"Trish hooks rugs about places that are important to her family history, trying to answer questions about what “home” means to her.  Home is where the heart is and all of her rugs are about those things and events that are dear to her heart." http://www.hookedrugmuseumnovascotia.org/rug-hooking-artist/2014-rhay/

 This is "Across from the Art Gallery of Ontario" and Trish is able to make you feel you are standing in Toronto watching a street car speed by. It is interesting the way Trish has cut off the rug and only shown us part of the street car...she has a way of capturing the feeling of a place.

To find out more about Trish, Karen Miller did a interview with her as part of  the exhibit “Colours Caught in Fibre:  Rug-Hooking Made Modern” http://www.marzipanroad.com/tag/trish-johnson/

6) Delza Longman


Delza is interesting as she was using nylon, not wool, for her rugs and her depiction of this grain elevator is what grabbed my attention.

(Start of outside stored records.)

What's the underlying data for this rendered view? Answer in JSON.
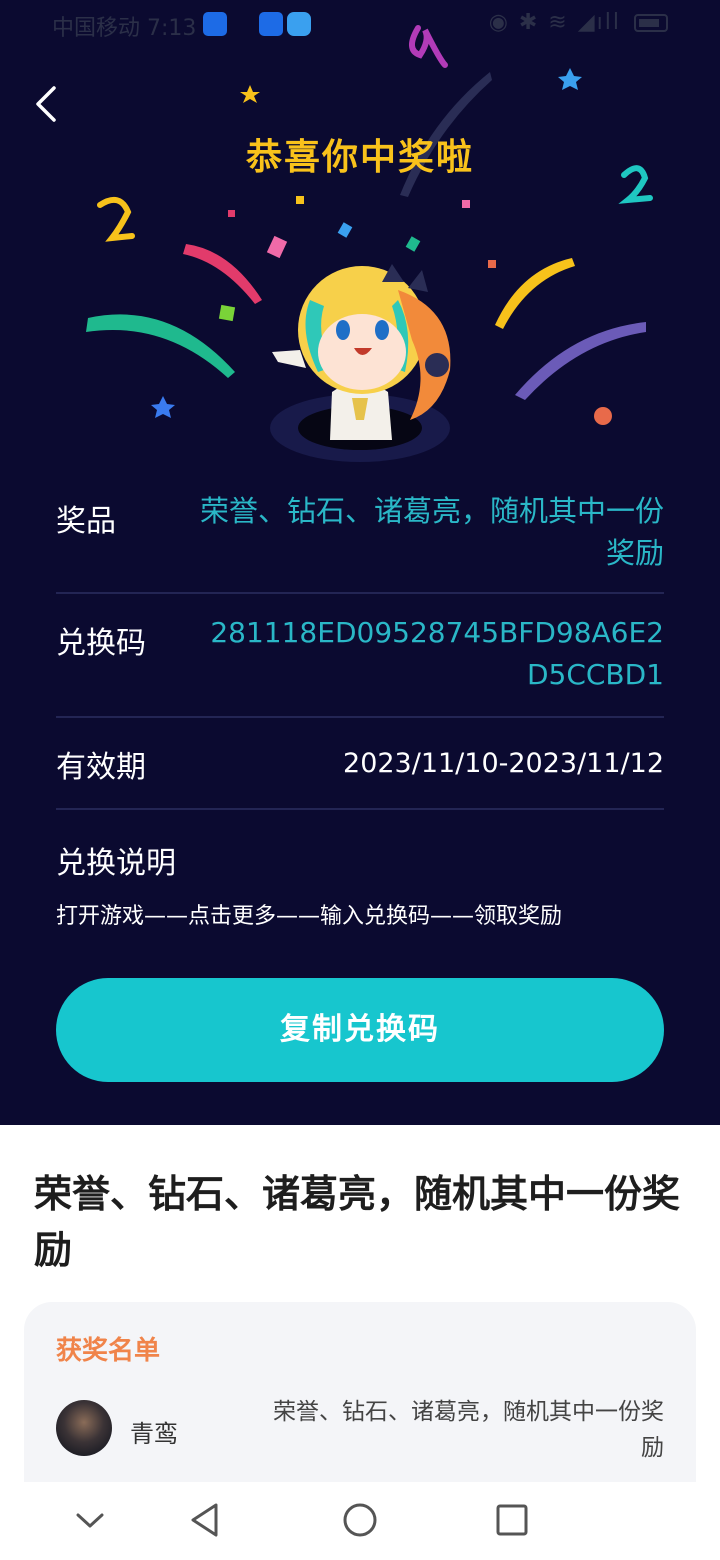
{
  "status_bar": {
    "carrier_time": "中国移动 7:13",
    "right_icons": "◉ ✱ ≋ ◢ıll"
  },
  "header": {
    "congrats_title": "恭喜你中奖啦"
  },
  "info": {
    "prize_label": "奖品",
    "prize_value": "荣誉、钻石、诸葛亮，随机其中一份奖励",
    "code_label": "兑换码",
    "code_value": "281118ED09528745BFD98A6E2D5CCBD1",
    "valid_label": "有效期",
    "valid_value": "2023/11/10-2023/11/12",
    "howto_label": "兑换说明",
    "howto_desc": "打开游戏——点击更多——输入兑换码——领取奖励"
  },
  "copy_button": "复制兑换码",
  "bottom": {
    "title": "荣誉、钻石、诸葛亮，随机其中一份奖励",
    "winners_title": "获奖名单",
    "winners": [
      {
        "name": "青鸾",
        "prize": "荣誉、钻石、诸葛亮，随机其中一份奖励"
      }
    ]
  },
  "colors": {
    "background_dark": "#0b0a30",
    "title_yellow": "#f9c21b",
    "accent_teal": "#17c6ce",
    "winners_orange": "#f0844a"
  },
  "icons": [
    "back-icon",
    "nav-back-icon",
    "nav-home-icon",
    "nav-recents-icon",
    "nav-hide-icon"
  ]
}
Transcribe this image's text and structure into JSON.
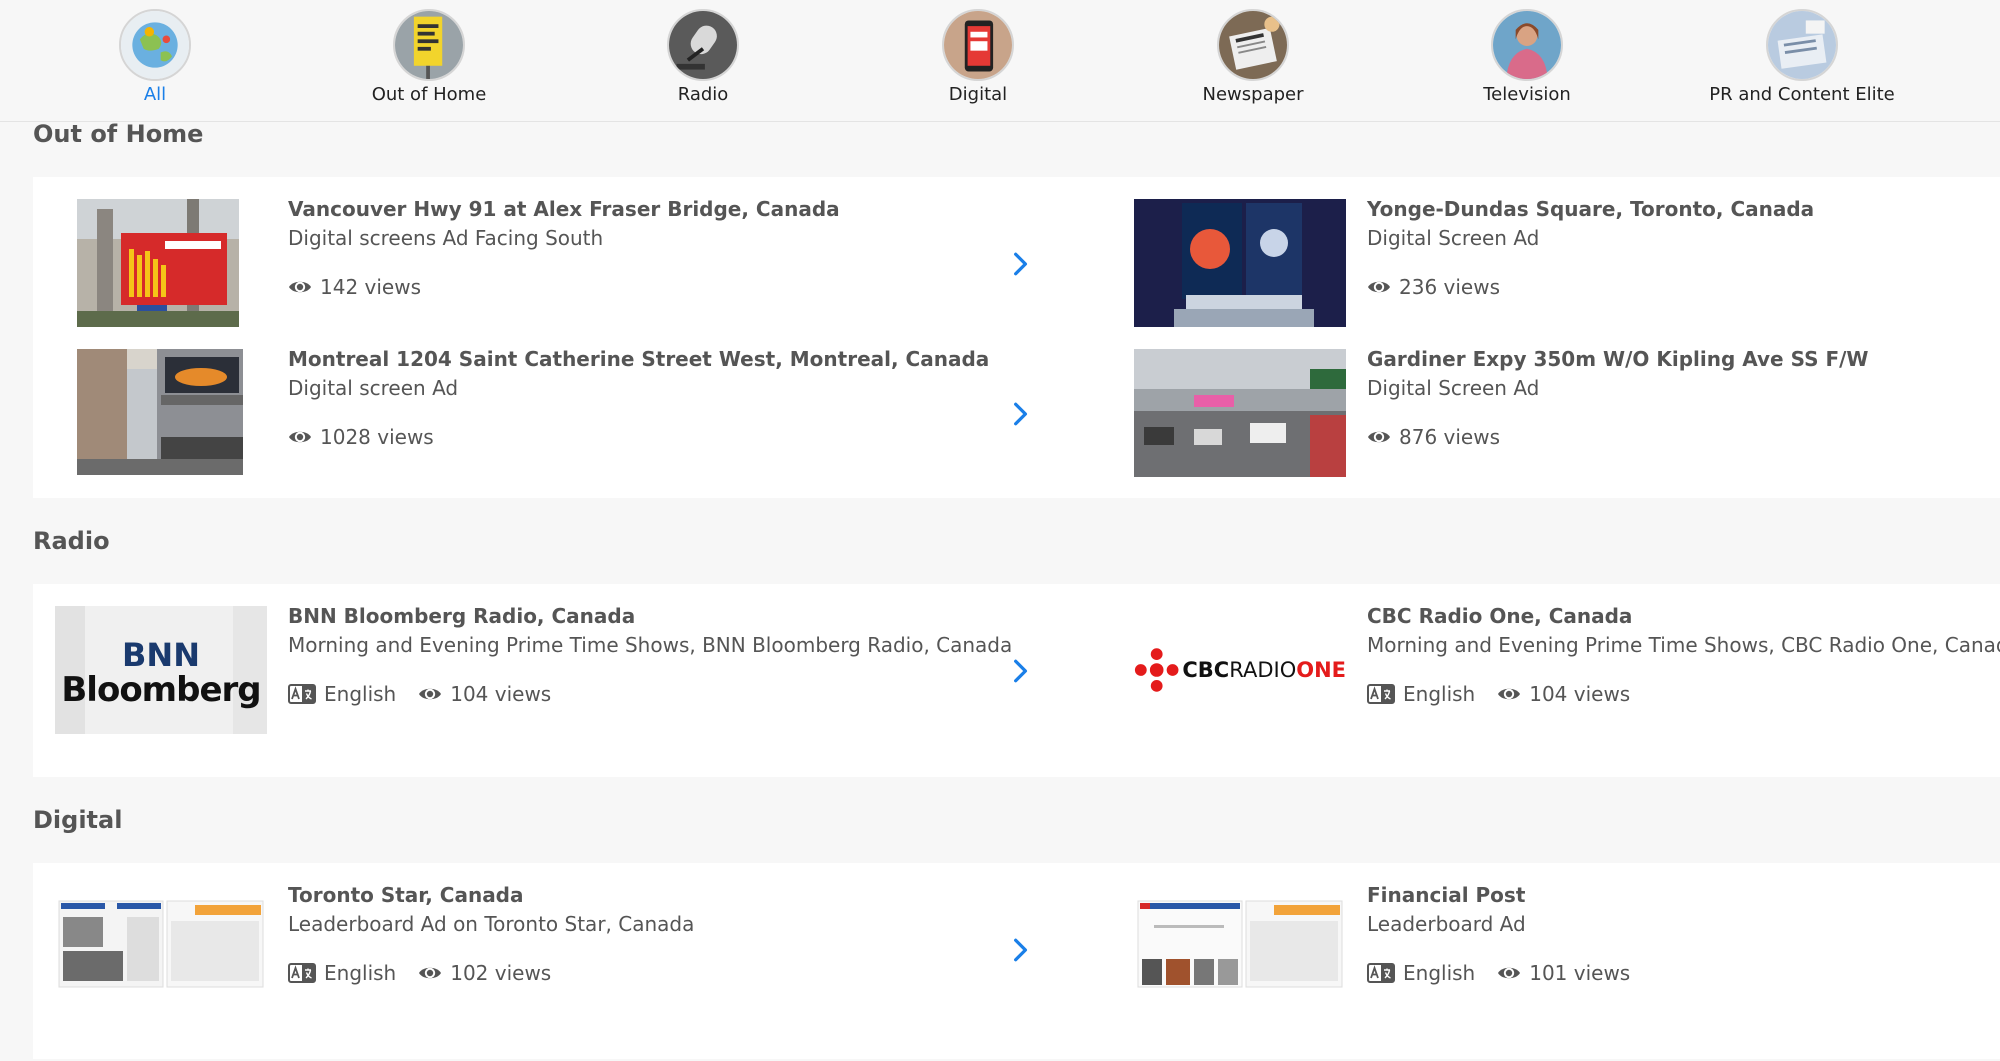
{
  "categories": [
    {
      "label": "All",
      "active": true
    },
    {
      "label": "Out of Home"
    },
    {
      "label": "Radio"
    },
    {
      "label": "Digital"
    },
    {
      "label": "Newspaper"
    },
    {
      "label": "Television"
    },
    {
      "label": "PR and Content Elite"
    }
  ],
  "colors": {
    "accent": "#1a7fe8",
    "text": "#555555",
    "card": "#ffffff",
    "page": "#f7f7f7"
  },
  "sections": [
    {
      "title": "Out of Home",
      "items": [
        {
          "title": "Vancouver Hwy 91 at Alex Fraser Bridge, Canada",
          "subtitle": "Digital screens Ad Facing South",
          "views": "142 views"
        },
        {
          "title": "Yonge-Dundas Square, Toronto, Canada",
          "subtitle": "Digital Screen Ad",
          "views": "236 views"
        },
        {
          "title": "Montreal 1204 Saint Catherine Street West, Montreal, Canada",
          "subtitle": "Digital screen Ad",
          "views": "1028 views"
        },
        {
          "title": "Gardiner Expy 350m W/O Kipling Ave SS F/W",
          "subtitle": "Digital Screen Ad",
          "views": "876 views"
        }
      ]
    },
    {
      "title": "Radio",
      "items": [
        {
          "title": "BNN Bloomberg Radio, Canada",
          "subtitle": "Morning and Evening Prime Time Shows, BNN Bloomberg Radio, Canada",
          "language": "English",
          "views": "104 views",
          "logo_line1": "BNN",
          "logo_line2": "Bloomberg"
        },
        {
          "title": "CBC Radio One, Canada",
          "subtitle": "Morning and Evening Prime Time Shows, CBC Radio One, Canada",
          "language": "English",
          "views": "104 views",
          "logo_a": "CBC",
          "logo_b": "RADIO",
          "logo_c": "ONE"
        }
      ]
    },
    {
      "title": "Digital",
      "items": [
        {
          "title": "Toronto Star, Canada",
          "subtitle": "Leaderboard Ad on Toronto Star, Canada",
          "language": "English",
          "views": "102 views"
        },
        {
          "title": "Financial Post",
          "subtitle": "Leaderboard Ad",
          "language": "English",
          "views": "101 views"
        }
      ]
    }
  ]
}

In her work, "she had a particular concern for endangered species of birds and plants"  http://www.narrativethreads.ca/explorer-explore/tapis_au_crochet_manitoba-rug_hooking_manitoba.html

  She not only depicted natural species that were endangered but also structures that defined her area in Manitoba that were disappearing, like our lighthouses.

7) Yvonne Mullock

Calgary, Alberta.

Yvonne's work was included in "Home Economics: 150 years of Canadian Hooked Rugs".  One of the pieces was titled  "Use Me" and I thought it interesting as she seems to be saying..I am a rug so put me on the floor..that is my purpose. In fact..the curator had said Yvonne would have liked her rug to be on the floor in the exhibit and had no problems with people walking on it.  This idea of utility goes against what I had always hoped for hooked rugs..to be thought of  more as paintings on a wall and not something to be walked on. But, one of my knowledgeable painter friends reminded me of murals..they were for the ceilings ..walls...floors. And so sure..ok..rugs can be for the floors.


8)Michelle Sirois-Silver

Vancouver, British Columbia

 I was trying to stay away from rug hookers I had in my, "10 Rug Hookers to Watch in 2016 " list but I couldn't do it...I had to include Michelle. The colours in her rugs are vibrant and the waste hosiery that she uses gives a unique effect.

"Working with my hands is bred in the bone. Using textiles in my art making and their tactile qualities has a grounding effect for me. They bring me back to that place of possibility.”

9) Emily Carr

British Columbia

Emily is a Canadian Icon. She is known, of course, for her paintings but she also did rug hooking. She was using Indigenous subject material in her work to capture British Columbia and  I thought it very brave of her.  Canada is going through a reconciliation period with our Indigenous people and it makes me think of the role artists have to play in the process.

This is an interesting article in Canadian Art which asks the questions, "Is Indigenous art any art made by an Indigenous person? Or is it somehow art that is the product of particular cultural traditions? Or could it be something like: art about Indigenous issues or ideas? And, by the way, what is an Indigenous person?".

10) Mat Maker unknown

 All the hookers who worked in the cottage industries like in Ch├ęticamp and Newfoundland. Their names aren't on the rugs but...
"Women could earn their own livelihood and were no longer forced to marry young. The men looked at the women with new respect ....."

 It does make me wonder what these women would have created on their own given a blank piece of burlap.